I recently finished reading a book called Designing Games by Tynan Syvester. It's a really great treatment of the basics of designing fun games. Near the end of the book he goes into the process of programming a game and the various organizational, team dynamic, communication issues etc.. that can arise.
One of the things he points out is that there's a relationship between game mechanics, level design and artwork. Essentially that a tiny tweak in a game mechanic might cause significant changes to all levels in the game some of which are hidden. These little changes can in turn affect the artwork in a game to the point were it might need to be redone.
He says that iteration is necessary because trying to plan the game out in its entirety at the start is doomed to fail. In order to reduce the burden of iteration he suggests mapping the dependencies between the different aspects of the game. He called it a dependency stack. It's used to figure out which things to work on now in which things to work on later.
When a dependency stack is built is you draw all the different aspects of the game such that a concept with a dependency on the fundamental concept of online as those from it to the fundamental concept. The more fundamental a concept lowered as in the diagram. Using this diagram is easy to see which concepts are the most fundamental and how changes to them will cascade through the whole system. The idea is you do the most core elements of the game first in until you a basic game consisting of just those items. This will allows you to reduce uncertainty in the interactions of those elements first before tacking other things.

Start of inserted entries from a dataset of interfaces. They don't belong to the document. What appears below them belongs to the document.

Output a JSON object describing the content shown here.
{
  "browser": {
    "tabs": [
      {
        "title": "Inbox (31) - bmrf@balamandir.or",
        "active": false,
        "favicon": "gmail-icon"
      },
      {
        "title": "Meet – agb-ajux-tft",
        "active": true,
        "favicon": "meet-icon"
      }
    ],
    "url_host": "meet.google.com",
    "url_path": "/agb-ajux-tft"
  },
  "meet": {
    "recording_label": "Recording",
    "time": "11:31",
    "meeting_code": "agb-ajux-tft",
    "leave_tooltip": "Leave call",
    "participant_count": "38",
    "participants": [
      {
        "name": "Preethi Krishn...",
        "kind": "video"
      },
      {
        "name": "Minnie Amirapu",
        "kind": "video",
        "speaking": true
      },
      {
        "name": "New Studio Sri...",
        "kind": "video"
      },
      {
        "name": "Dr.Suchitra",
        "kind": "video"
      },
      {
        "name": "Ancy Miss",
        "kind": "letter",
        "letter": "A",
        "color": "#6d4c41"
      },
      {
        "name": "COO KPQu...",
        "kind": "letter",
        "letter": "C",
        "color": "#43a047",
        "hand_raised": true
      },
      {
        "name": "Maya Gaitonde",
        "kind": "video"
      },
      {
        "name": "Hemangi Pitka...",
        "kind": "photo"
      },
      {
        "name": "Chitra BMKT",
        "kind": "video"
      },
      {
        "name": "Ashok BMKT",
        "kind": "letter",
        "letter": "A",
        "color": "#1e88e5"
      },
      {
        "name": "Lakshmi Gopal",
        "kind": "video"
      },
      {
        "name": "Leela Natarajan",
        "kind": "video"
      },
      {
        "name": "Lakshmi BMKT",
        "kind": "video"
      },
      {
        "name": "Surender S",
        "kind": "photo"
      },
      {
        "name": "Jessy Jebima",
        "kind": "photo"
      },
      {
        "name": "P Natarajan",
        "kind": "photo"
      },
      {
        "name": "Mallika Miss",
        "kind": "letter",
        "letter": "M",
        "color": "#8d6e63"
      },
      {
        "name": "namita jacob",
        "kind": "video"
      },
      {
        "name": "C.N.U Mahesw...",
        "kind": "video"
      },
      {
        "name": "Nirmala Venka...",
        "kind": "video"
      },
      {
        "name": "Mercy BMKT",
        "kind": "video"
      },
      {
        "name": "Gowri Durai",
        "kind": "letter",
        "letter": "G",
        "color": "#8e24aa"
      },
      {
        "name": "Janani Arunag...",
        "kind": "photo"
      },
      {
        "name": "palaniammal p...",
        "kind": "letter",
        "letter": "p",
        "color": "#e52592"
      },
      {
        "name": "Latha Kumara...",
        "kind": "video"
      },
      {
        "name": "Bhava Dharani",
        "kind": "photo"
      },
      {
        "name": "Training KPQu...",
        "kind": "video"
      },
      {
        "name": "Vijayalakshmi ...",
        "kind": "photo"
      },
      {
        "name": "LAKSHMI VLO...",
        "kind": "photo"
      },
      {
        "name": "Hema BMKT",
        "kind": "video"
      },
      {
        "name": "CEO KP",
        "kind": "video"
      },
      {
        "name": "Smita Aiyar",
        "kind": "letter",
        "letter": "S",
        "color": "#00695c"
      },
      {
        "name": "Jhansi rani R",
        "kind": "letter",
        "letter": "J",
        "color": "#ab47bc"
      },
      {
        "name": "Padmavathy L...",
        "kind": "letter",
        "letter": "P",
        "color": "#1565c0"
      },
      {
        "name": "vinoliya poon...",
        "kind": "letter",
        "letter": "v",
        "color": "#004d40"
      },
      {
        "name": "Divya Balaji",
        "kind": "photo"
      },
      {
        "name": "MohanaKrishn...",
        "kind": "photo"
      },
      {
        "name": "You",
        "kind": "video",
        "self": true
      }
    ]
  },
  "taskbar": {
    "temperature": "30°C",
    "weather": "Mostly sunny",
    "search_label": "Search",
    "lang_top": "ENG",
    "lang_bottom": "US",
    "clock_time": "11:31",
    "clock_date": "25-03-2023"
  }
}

I like this idea of a dependency stack. At Intelerad we've used similar techniques to map the relationships between various projects we have in the pipeline. Many of these projects have common core components. While every developer may carry around one of these diagrams in their head it very useful to put it down on paper because then it easier to communicate to those people who are making decisions about which project green light next.

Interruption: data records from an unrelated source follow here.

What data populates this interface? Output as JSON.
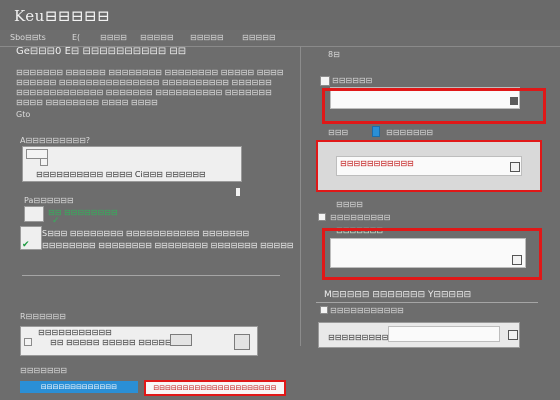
{
  "header": {
    "title": "Keu⊟⊟⊟⊟⊟"
  },
  "tabs": [
    "Sbo⊟⊟ts",
    "E(",
    "⊟⊟⊟⊟",
    "⊟⊟⊟⊟⊟",
    "⊟⊟⊟⊟⊟",
    "⊟⊟⊟⊟⊟"
  ],
  "left": {
    "heading": "Ge⊟⊟⊟0 E⊟ ⊟⊟⊟⊟⊟⊟⊟⊟⊟⊟ ⊟⊟",
    "para_lines": [
      "⊟⊟⊟⊟⊟⊟⊟ ⊟⊟⊟⊟⊟⊟ ⊟⊟⊟⊟⊟⊟⊟⊟ ⊟⊟⊟⊟⊟⊟⊟⊟ ⊟⊟⊟⊟⊟ ⊟⊟⊟⊟",
      "⊟⊟⊟⊟⊟⊟ ⊟⊟⊟⊟⊟⊟⊟⊟⊟⊟⊟⊟⊟⊟⊟ ⊟⊟⊟⊟⊟⊟⊟⊟⊟⊟ ⊟⊟⊟⊟⊟⊟",
      "⊟⊟⊟⊟⊟⊟⊟⊟⊟⊟⊟⊟⊟ ⊟⊟⊟⊟⊟⊟⊟ ⊟⊟⊟⊟⊟⊟⊟⊟⊟⊟ ⊟⊟⊟⊟⊟⊟⊟",
      "⊟⊟⊟⊟ ⊟⊟⊟⊟⊟⊟⊟⊟ ⊟⊟⊟⊟ ⊟⊟⊟⊟"
    ],
    "para_label": "Gto",
    "section1": {
      "label": "A⊟⊟⊟⊟⊟⊟⊟⊟⊟?",
      "row_text": "⊟⊟⊟⊟⊟⊟⊟⊟⊟⊟ ⊟⊟⊟⊟ Ci⊟⊟⊟ ⊟⊟⊟⊟⊟⊟"
    },
    "section2": {
      "label": "Pa⊟⊟⊟⊟⊟⊟",
      "opt1": "⊟⊟ ⊟⊟⊟⊟⊟⊟⊟⊟",
      "opt2": "S⊟⊟⊟ ⊟⊟⊟⊟⊟⊟⊟⊟ ⊟⊟⊟⊟⊟⊟⊟⊟⊟⊟⊟ ⊟⊟⊟⊟⊟⊟⊟",
      "opt3": "⊟⊟⊟⊟⊟⊟⊟⊟ ⊟⊟⊟⊟⊟⊟⊟⊟ ⊟⊟⊟⊟⊟⊟⊟⊟ ⊟⊟⊟⊟⊟⊟⊟ ⊟⊟⊟⊟⊟"
    },
    "section3": {
      "label": "R⊟⊟⊟⊟⊟⊟",
      "row_title": "⊟⊟⊟⊟⊟⊟⊟⊟⊟⊟⊟",
      "row_text": "⊟⊟ ⊟⊟⊟⊟⊟ ⊟⊟⊟⊟⊟ ⊟⊟⊟⊟⊟"
    },
    "bottom_label": "⊟⊟⊟⊟⊟⊟⊟",
    "blue_button": "⊟⊟⊟⊟⊟⊟⊟⊟⊟⊟⊟⊟⊟",
    "red_button": "⊟⊟⊟⊟⊟⊟⊟⊟⊟⊟⊟⊟⊟⊟⊟⊟⊟⊟⊟⊟⊟"
  },
  "right": {
    "label1": "8⊟",
    "label1b": "⊟⊟⊟⊟⊟⊟",
    "label2": "⊟⊟⊟",
    "label2b": "⊟⊟⊟⊟⊟⊟⊟",
    "box2_text": "⊟⊟⊟⊟⊟⊟⊟⊟⊟⊟⊟",
    "label3": "⊟⊟⊟⊟",
    "label3b": "⊟⊟⊟⊟⊟⊟⊟⊟⊟",
    "label3c": "⊟⊟⊟⊟⊟⊟⊟",
    "heading4": "M⊟⊟⊟⊟⊟ ⊟⊟⊟⊟⊟⊟⊟ Y⊟⊟⊟⊟⊟",
    "row4a": "⊟⊟⊟⊟⊟⊟⊟⊟⊟⊟⊟",
    "row4b": "⊟⊟⊟⊟⊟⊟⊟⊟⊟⊟⊟"
  },
  "colors": {
    "bg": "#6d6d6d",
    "accent_red": "#e01818",
    "accent_blue": "#2a8fd6",
    "accent_green": "#1c9a40"
  }
}
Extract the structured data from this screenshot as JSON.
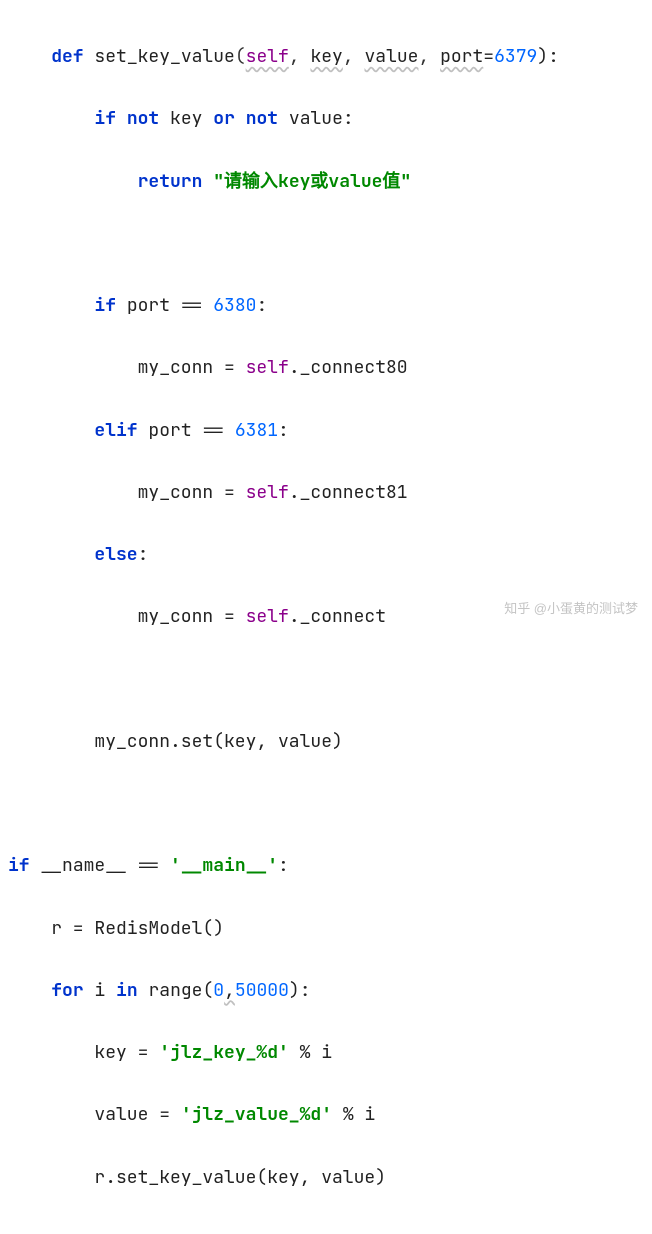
{
  "code": {
    "l1": {
      "def": "def",
      "fname": "set_key_value",
      "self": "self",
      "p1": "key",
      "p2": "value",
      "p3": "port",
      "eq": "=",
      "port": "6379",
      "colon": "):"
    },
    "l2": {
      "if": "if",
      "not1": "not",
      "k": "key",
      "or": "or",
      "not2": "not",
      "v": "value:"
    },
    "l3": {
      "ret": "return",
      "s": "\"请输入key或value值\""
    },
    "l4": {
      "if": "if",
      "var": "port ==",
      "num": "6380",
      "colon": ":"
    },
    "l5": {
      "txt": "my_conn = ",
      "self": "self",
      "attr": "._connect80"
    },
    "l6": {
      "elif": "elif",
      "var": "port ==",
      "num": "6381",
      "colon": ":"
    },
    "l7": {
      "txt": "my_conn = ",
      "self": "self",
      "attr": "._connect81"
    },
    "l8": {
      "else": "else",
      "colon": ":"
    },
    "l9": {
      "txt": "my_conn = ",
      "self": "self",
      "attr": "._connect"
    },
    "l10": {
      "txt": "my_conn.set(key, value)"
    },
    "l11": {
      "if": "if",
      "dname": "__name__",
      "eq": " == ",
      "s": "'__main__'",
      "colon": ":"
    },
    "l12": {
      "txt": "r = RedisModel()"
    },
    "l13": {
      "for": "for",
      "i": "i",
      "in": "in",
      "range": "range(",
      "a": "0",
      "comma": ",",
      "b": "50000",
      "close": "):"
    },
    "l14": {
      "k": "key = ",
      "s": "'jlz_key_%d'",
      "rest": " % i"
    },
    "l15": {
      "k": "value = ",
      "s": "'jlz_value_%d'",
      "rest": " % i"
    },
    "l16": {
      "txt": "r.set_key_value(key, value)"
    }
  },
  "watermark": "知乎 @小蛋黄的测试梦"
}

Intelerad has been around a while and has a large amount of infrastructure in its software. Adding a new feature can sometimes cause a cascading series of changes that go all the way back to a central piece of infrastructure. Changes to the central piece of infrastructure and cause a cascade of changes up to the various pieces that depend on it. I suspect it would be possible to build a dependency stack which would attempt to explain the dependency relationships between various different pieces of our software. Using this dependency stack we could then demonstrate the risk of causing a cascading series of changes to its dependencies. Not to mention which other teams are likely to be brought in. When combined with a list of design deficiencies (design level technical debts) it could prove even more illuminating.